Gone with the Wind (1939)
Gone with the Wind has suffered in recent years, coming under fire for its racism and ahistorical romanticization of the antebellum South. As well as it should – the film’s antiquated treatment of race might have been typical for 1939, but it’s made worse by the fact that it valorizes an early version of the KKK, and perpetuates the myth of the “happy” slave. But even if you can get past the racism, it’s still a big budget melodrama with a perpetually unlikable heroine at its center – a woman who never, not once, learns to be a halfway decent human being, despite going through hell. Yes, the performances are good, as far as they go, but the script is poor, and the film outstrips itself by the time we hit the two-hour mark. How this film still manages to top Best Ever lists is beyond me.
The Shawshank Redemption (1994)
Speaking of films that shouldn’t be at the top of lists, I’ve always been perplexed about The Shawshank Redemption’s staying power. It’s not a bad film at all, but it’s not terribly memorable either, outside of a few general references that tend to make it more than it is. I don’t dislike the film, but I don’t get why anyone would consider it particularly great. I’m convinced this movie is only beloved by film-bros who don’t watch anything prior to 1980.
My Fair Lady (1964)
Whispers: I don’t get Audrey Hepburn. Yes, she’s a decent actress, but she’s always struck me as very one-note, and most of her films depend on her gazing wistfully into the distance while a (usually older) man tells her what to do. There are a number of Audrey films that I don’t get, but My Fair Lady is just…not good. Her accent is atrocious – why didn’t they get Julie Andrews, again? – and she doesn’t even do her own singing in a goddamn musical. The film itself is overlong, turning on the frankly bizarre romance between Audrey and Rex Harrison, who has all the charm of an old shoe. The costumes are pretty (and so is Jeremy Brett), but that’s hardly enough to make this a halfway decent film. Stop saying it’s good. It’s not.
Full disclosure, I went to film school in the indie film haven of the University of Colorado in Boulder. They tout their indie cred hard there, like Stan Brakhage hard. Anyway, y’all know me. I’m a classic Hollywood girl born and raised. As such, I have a lengthy list of movies I just don’t get…

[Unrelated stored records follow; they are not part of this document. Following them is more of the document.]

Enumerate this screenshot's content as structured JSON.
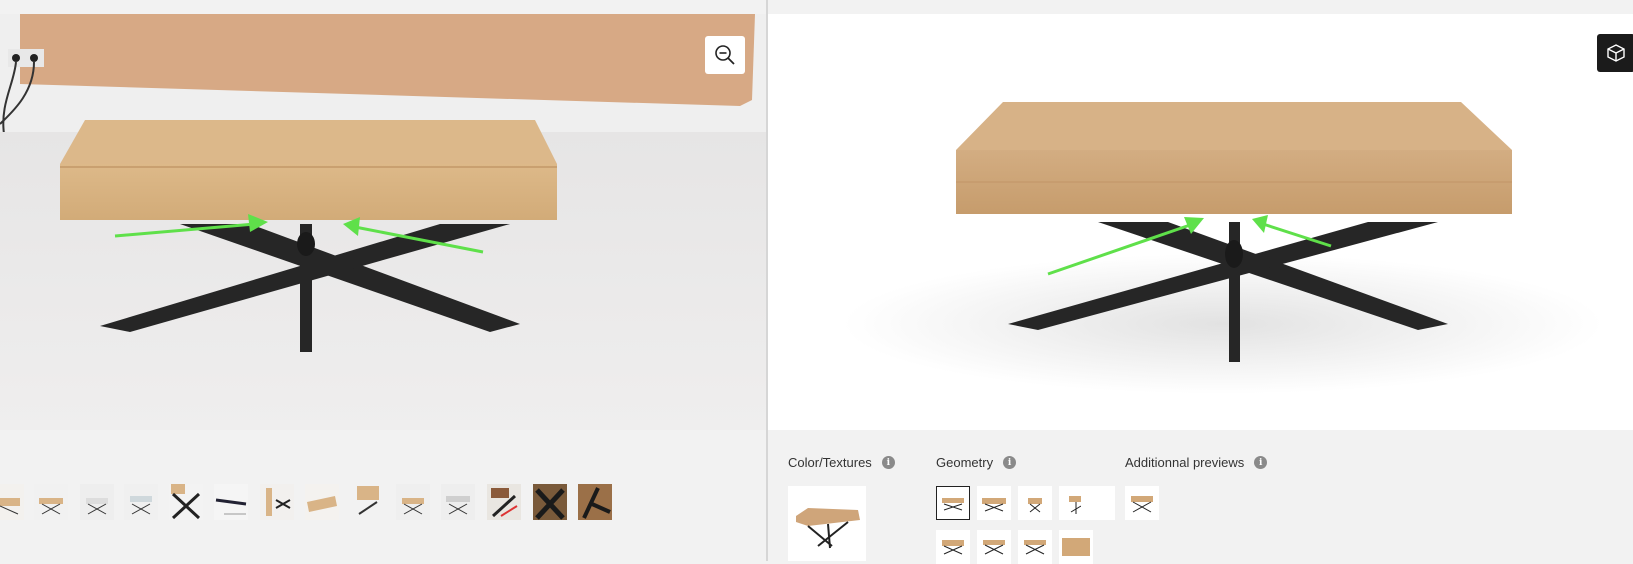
{
  "photo_viewer": {
    "zoom_button_icon": "zoom-out-icon",
    "thumbnails_count": 14
  },
  "render_viewer": {
    "view_3d_button_icon": "cube-icon"
  },
  "sections": {
    "textures": {
      "title": "Color/Textures"
    },
    "geometry": {
      "title": "Geometry"
    },
    "previews": {
      "title": "Additionnal previews"
    }
  },
  "colors": {
    "wood": "#d9b487",
    "wood_dark": "#c49a6a",
    "metal": "#262626",
    "arrow": "#5fe04a",
    "background_paper": "#d7a985"
  }
}
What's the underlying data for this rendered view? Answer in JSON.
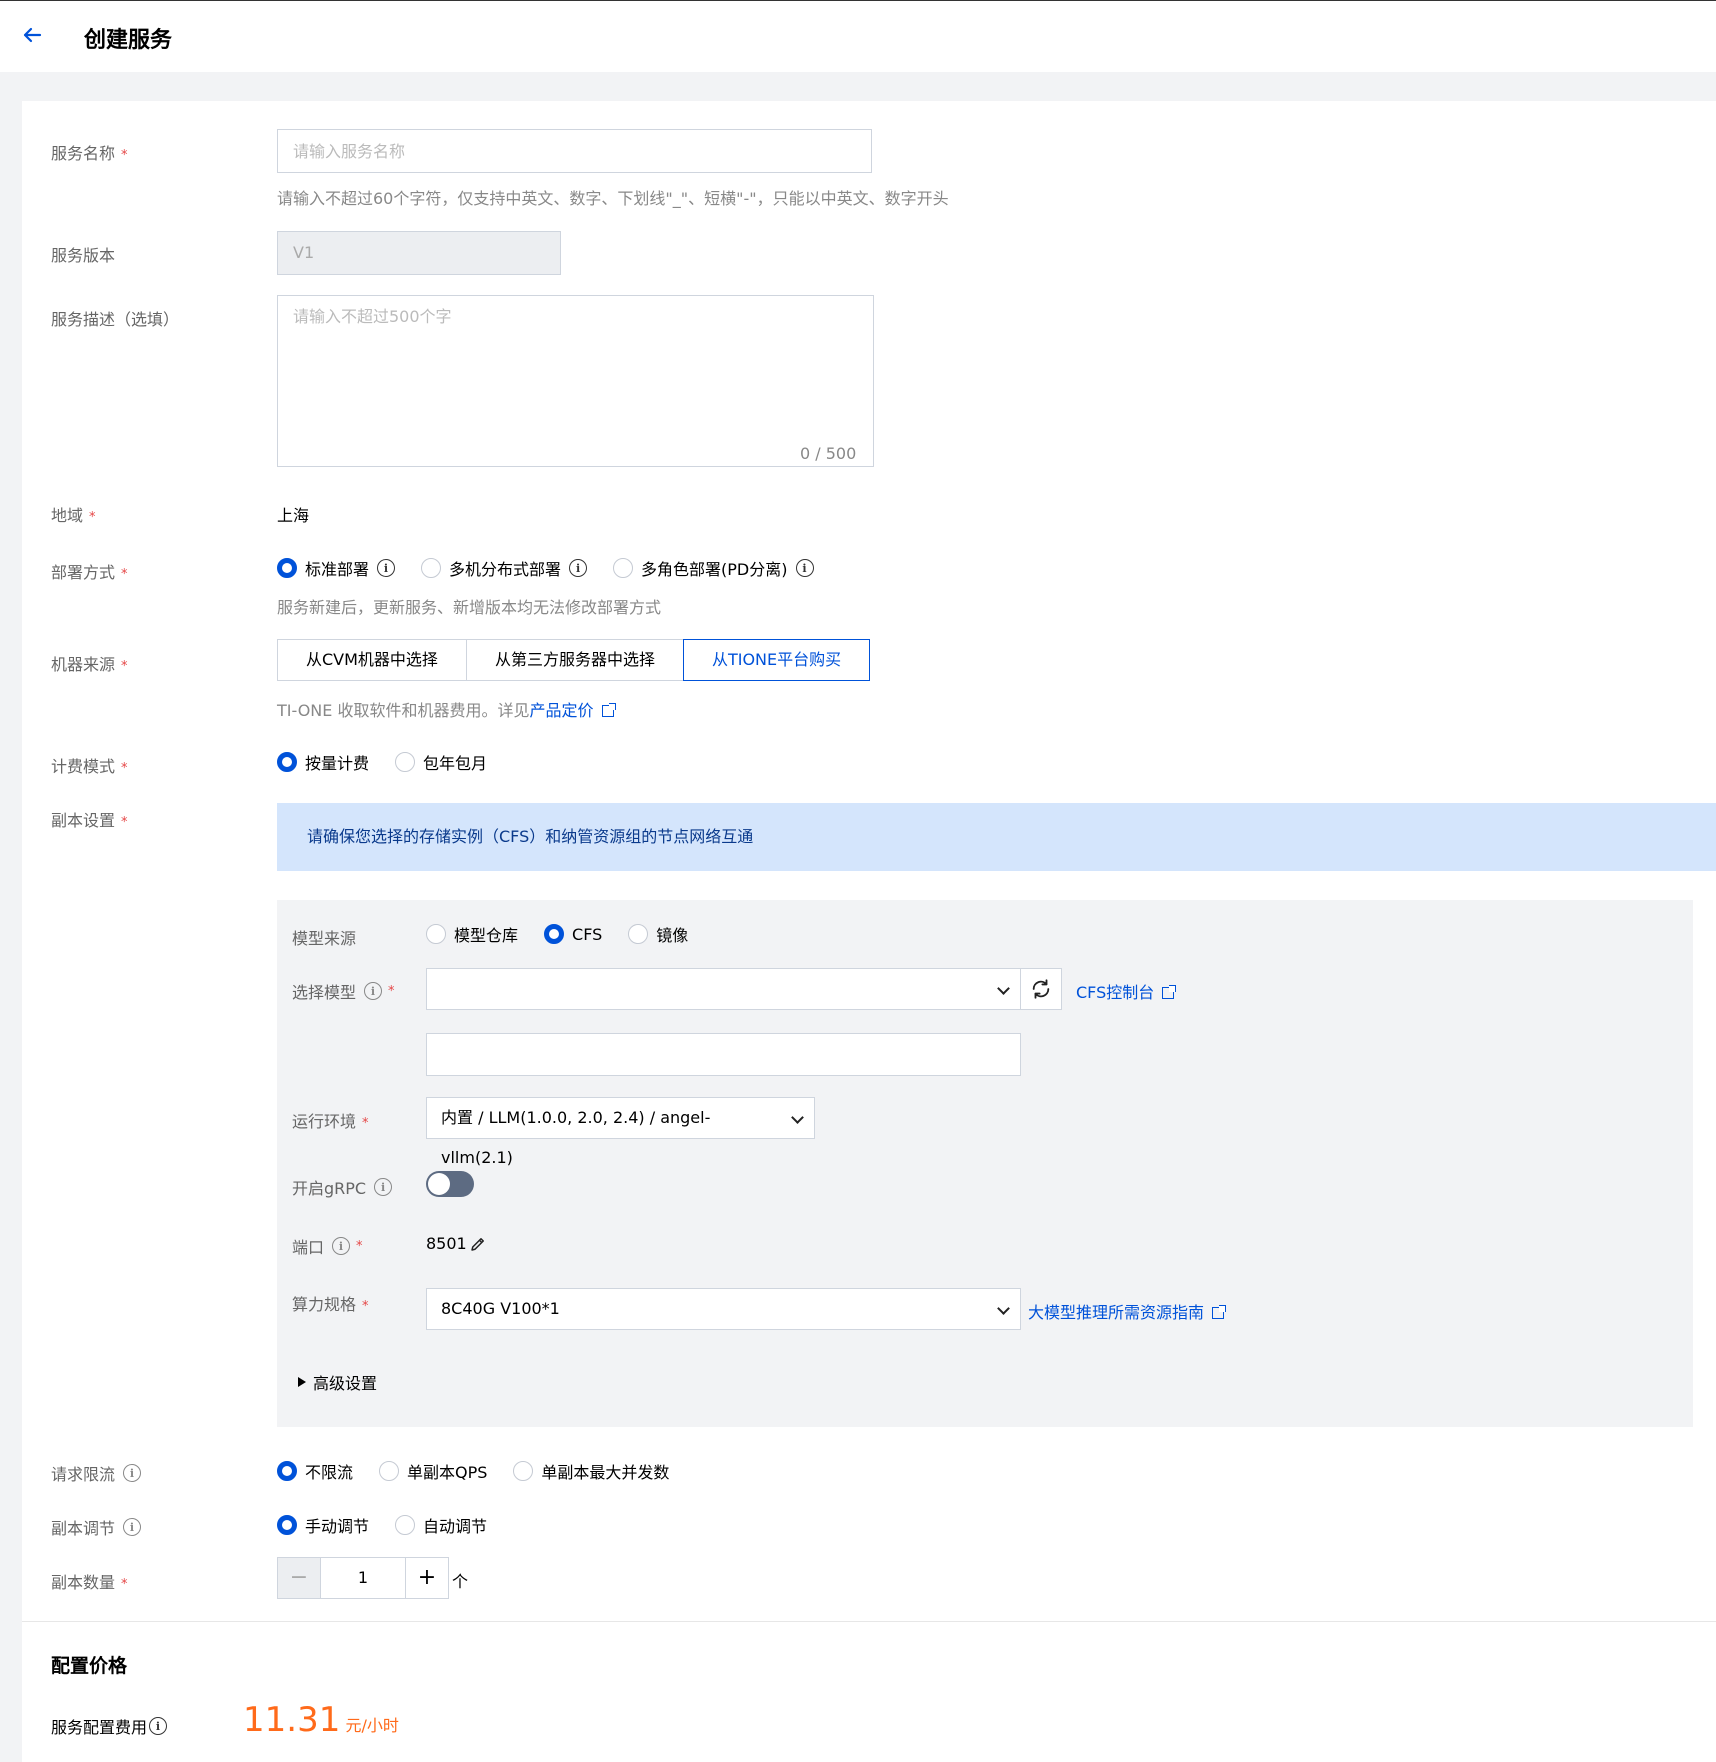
{
  "header": {
    "title": "创建服务"
  },
  "form": {
    "service_name": {
      "label": "服务名称",
      "placeholder": "请输入服务名称",
      "value": "",
      "hint": "请输入不超过60个字符，仅支持中英文、数字、下划线\"_\"、短横\"-\"，只能以中英文、数字开头"
    },
    "service_version": {
      "label": "服务版本",
      "value": "V1"
    },
    "service_desc": {
      "label": "服务描述（选填）",
      "placeholder": "请输入不超过500个字",
      "counter": "0 / 500"
    },
    "region": {
      "label": "地域",
      "value": "上海"
    },
    "deploy_mode": {
      "label": "部署方式",
      "options": [
        {
          "label": "标准部署",
          "selected": true
        },
        {
          "label": "多机分布式部署",
          "selected": false
        },
        {
          "label": "多角色部署(PD分离)",
          "selected": false
        }
      ],
      "hint": "服务新建后，更新服务、新增版本均无法修改部署方式"
    },
    "machine_source": {
      "label": "机器来源",
      "options": [
        "从CVM机器中选择",
        "从第三方服务器中选择",
        "从TIONE平台购买"
      ],
      "selected": "从TIONE平台购买",
      "hint_prefix": "TI-ONE 收取软件和机器费用。详见",
      "hint_link": "产品定价"
    },
    "billing_mode": {
      "label": "计费模式",
      "options": [
        {
          "label": "按量计费",
          "selected": true
        },
        {
          "label": "包年包月",
          "selected": false
        }
      ]
    },
    "replica_settings": {
      "label": "副本设置",
      "notice": "请确保您选择的存储实例（CFS）和纳管资源组的节点网络互通",
      "model_source": {
        "label": "模型来源",
        "options": [
          {
            "label": "模型仓库",
            "selected": false
          },
          {
            "label": "CFS",
            "selected": true
          },
          {
            "label": "镜像",
            "selected": false
          }
        ]
      },
      "select_model": {
        "label": "选择模型",
        "value": "",
        "path_value": "",
        "console_link": "CFS控制台"
      },
      "runtime": {
        "label": "运行环境",
        "value": "内置 / LLM(1.0.0, 2.0, 2.4) / angel-vllm(2.1)"
      },
      "grpc": {
        "label": "开启gRPC",
        "enabled": false
      },
      "port": {
        "label": "端口",
        "value": "8501"
      },
      "compute_spec": {
        "label": "算力规格",
        "value": "8C40G V100*1",
        "guide_link": "大模型推理所需资源指南"
      },
      "advanced": {
        "label": "高级设置"
      }
    },
    "rate_limit": {
      "label": "请求限流",
      "options": [
        {
          "label": "不限流",
          "selected": true
        },
        {
          "label": "单副本QPS",
          "selected": false
        },
        {
          "label": "单副本最大并发数",
          "selected": false
        }
      ]
    },
    "replica_adjust": {
      "label": "副本调节",
      "options": [
        {
          "label": "手动调节",
          "selected": true
        },
        {
          "label": "自动调节",
          "selected": false
        }
      ]
    },
    "replica_count": {
      "label": "副本数量",
      "value": "1",
      "unit": "个",
      "minus": "−",
      "plus": "+"
    }
  },
  "pricing": {
    "title": "配置价格",
    "fee_label": "服务配置费用",
    "price": "11.31",
    "unit": "元/小时"
  },
  "colors": {
    "primary": "#0052d9",
    "required": "#e54545",
    "price": "#ff6a1a",
    "notice_bg": "#d4e5fc"
  }
}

Donnie Darko (2001)
Okay, can you hear my eyes rolling from here? I think I’ve watched this movie in almost every film class dating back to film 101, and I just don’t get it. In fact, I think I’ve repressed most of it from my mind by this point. I remember one thing… Jake Gyllenhaal is in it. Wait, I remember one other thing, I found it boring, trite and cliched. That’s about it.
Napoleon Dynamite (2004)
I desperately wanted to like this movie. I think I was the perfect age for it, too! I remember sitting down with roommates to watch this in the dorm as a freshman in college and, once again, nothing. I didn’t find it funny; rather, it felt boring. I still don’t understand the characters, and will usually respond with a blank, clueless face when someone still tries to reference it in conversation. Just… meh.
Requiem for a Dream (2000)
*Throws roll of film on ground*
*Spits on Ground*
Sorry, not sorry.
The Big Lebowski (1998)
This is a hard one to include on the list. I find parts of this movie incredibly funny. In fact, I’ve done my fair share of quoting “The Dude” myself. However, aside from the parts of this film which are continually included in montages and retrospectives, I’ve never been particularly into this movie. Parts of this are great, but it’s not a complete package for me. There are long stretches I just don’t get.
The Deer Hunter (1978)
*Returns to Requiem for a Dream fire*
*Drops this film into flames*
Once again, sorry, not sorry.